- Ch. 5 Integrals (4 hours)
- 5.3 The Fundamental Theorem of Calculus (review)
- 5.4 Indefinite Integrals and the Net Change Theorem
- 5.5 The Substitution Rule
- Ch. 6 Applications of Integration (2 hours)
- 6.1 Areas between Curves
- 6.2 Volumes
- 6.3 Volumes by Cylindrical Shells (optional)
- Ch. 7 Techniques of Integration (9 hours)
- 7.1 Integration by Parts
- 7.2 Trigonometric Integrals (light)
- 7.3 Trigonometric Substitution
- 7.4 Integration of Rational Functions by Partial Fractions
- 7.5 Strategy for Integration
- 7.7 Approximate Integration (optional)
- 7.8 Improper Integrals
- Ch. 9 Differential Equations (optional -- not in special UT version of book)
- 9.3 Separable Equations
- 9.4 Models for Population Growth
- Ch. 14 Partial Derivatives (1 hour)
- 14.3 Partial Derivatives
- Ch. 15 Multiple Integrals (4 hours)
- 15.1 Double Integrals over Rectangles
- 15.2 Double Integrals over General Regions
- Ch. 11 Infinite Sequences and Series (16 hours)
- 11.1 Sequences
- 11.2 Series
- 11.3 The Integral Test and Estimates of Sums
- 11.4 The Comparison Tests
- 11.5 Alternating Series
- 11.6 Absolute Convergence and the Ratio and Root Tests
- 11.7 Strategy for Testing Series
- 11.8 Power Series
- 11.9 Representations of Functions as Power Series
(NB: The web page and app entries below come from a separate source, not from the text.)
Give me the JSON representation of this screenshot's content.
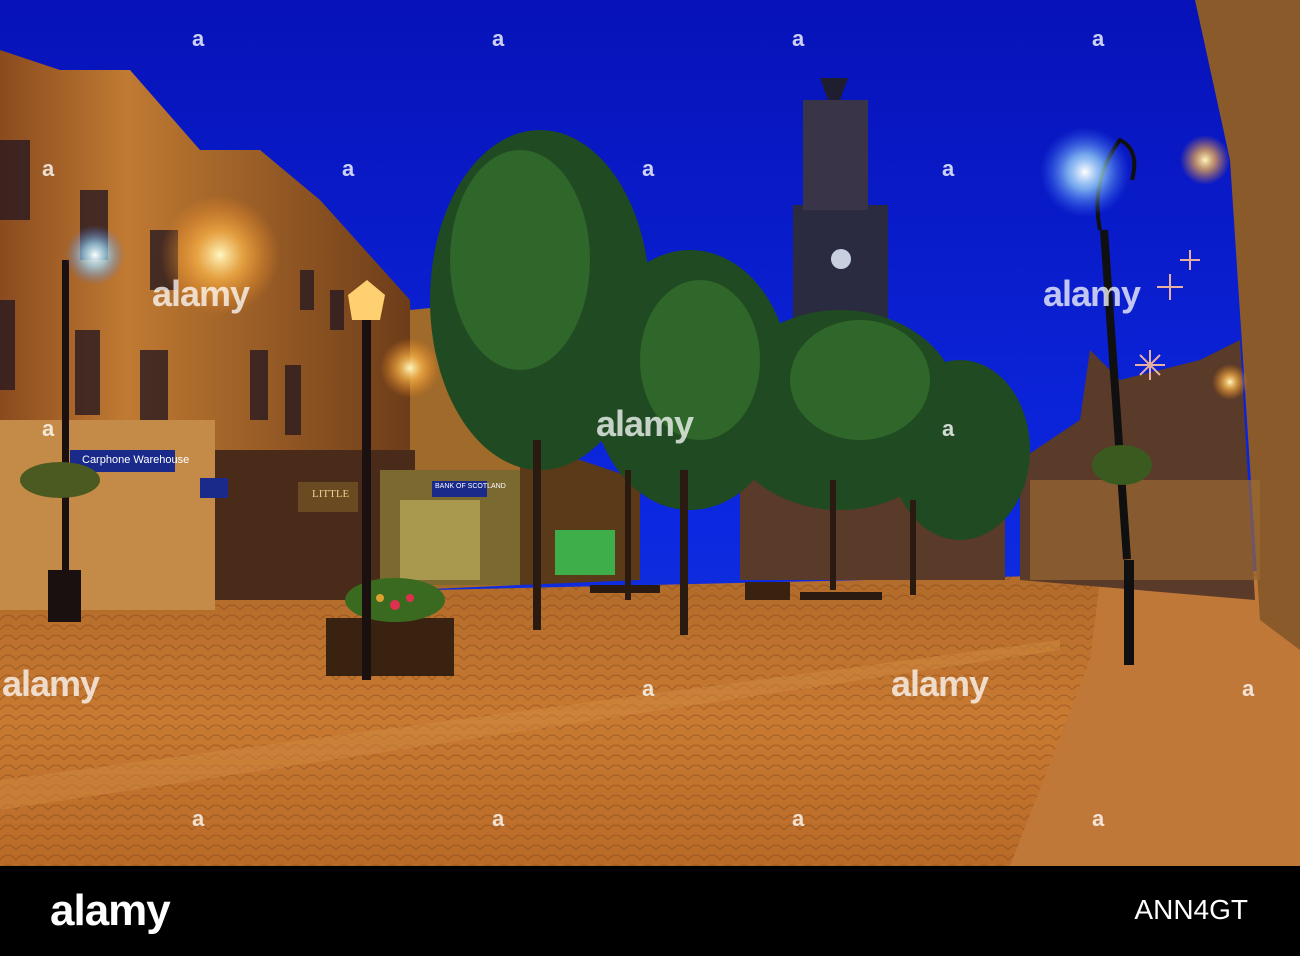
{
  "photo": {
    "signs": {
      "carphone": "Carphone Warehouse",
      "little": "LITTLE",
      "bank": "BANK OF SCOTLAND"
    }
  },
  "watermark": {
    "text": "alamy",
    "mark": "a"
  },
  "footer": {
    "logo": "alamy",
    "image_id": "ANN4GT"
  },
  "colors": {
    "sky": "#0a1ad8",
    "cobbles": "#c8752a",
    "lamp": "#bfe8ff"
  }
}
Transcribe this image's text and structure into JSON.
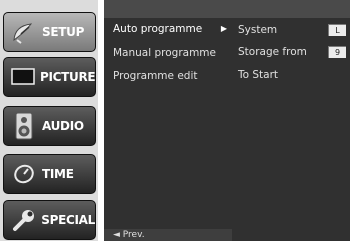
{
  "sidebar": {
    "items": [
      {
        "label": "SETUP",
        "icon": "satellite-dish-icon",
        "active": true
      },
      {
        "label": "PICTURE",
        "icon": "tv-screen-icon",
        "active": false
      },
      {
        "label": "AUDIO",
        "icon": "speaker-icon",
        "active": false
      },
      {
        "label": "TIME",
        "icon": "clock-icon",
        "active": false
      },
      {
        "label": "SPECIAL",
        "icon": "wrench-icon",
        "active": false
      }
    ]
  },
  "menu": {
    "items": [
      {
        "label": "Auto programme",
        "arrow": "▶"
      },
      {
        "label": "Manual programme"
      },
      {
        "label": "Programme edit"
      }
    ],
    "back_label": "◄ Prev."
  },
  "submenu": {
    "items": [
      {
        "label": "System",
        "value": "L"
      },
      {
        "label": "Storage from",
        "value": "9"
      },
      {
        "label": "To Start"
      }
    ]
  }
}
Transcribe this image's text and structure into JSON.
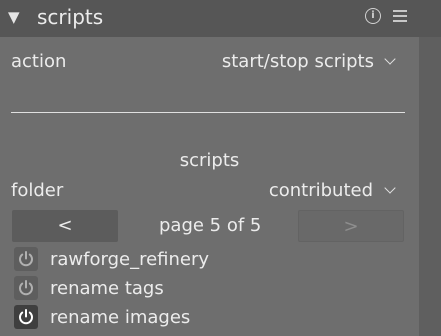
{
  "header": {
    "title": "scripts",
    "collapse_icon": "triangle-down-icon",
    "info_icon": "info-circle-icon",
    "menu_icon": "hamburger-menu-icon",
    "info_glyph": "i"
  },
  "action": {
    "label": "action",
    "value": "start/stop scripts"
  },
  "text_entry": {
    "value": ""
  },
  "section": {
    "title": "scripts"
  },
  "folder": {
    "label": "folder",
    "value": "contributed"
  },
  "pager": {
    "prev_label": "<",
    "page_text": "page 5 of 5",
    "next_label": ">"
  },
  "scripts": [
    {
      "name": "rawforge_refinery",
      "enabled": false
    },
    {
      "name": "rename tags",
      "enabled": false
    },
    {
      "name": "rename images",
      "enabled": true
    }
  ],
  "colors": {
    "panel_bg": "#6e6e6e",
    "header_bg": "#565656",
    "text": "#ececec",
    "power_on": "#ffffff",
    "power_off": "#b0b0b0"
  }
}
- 11.10 Taylor and Maclaurin Series
- 11.11 Applications of Taylor Polynomials (optional)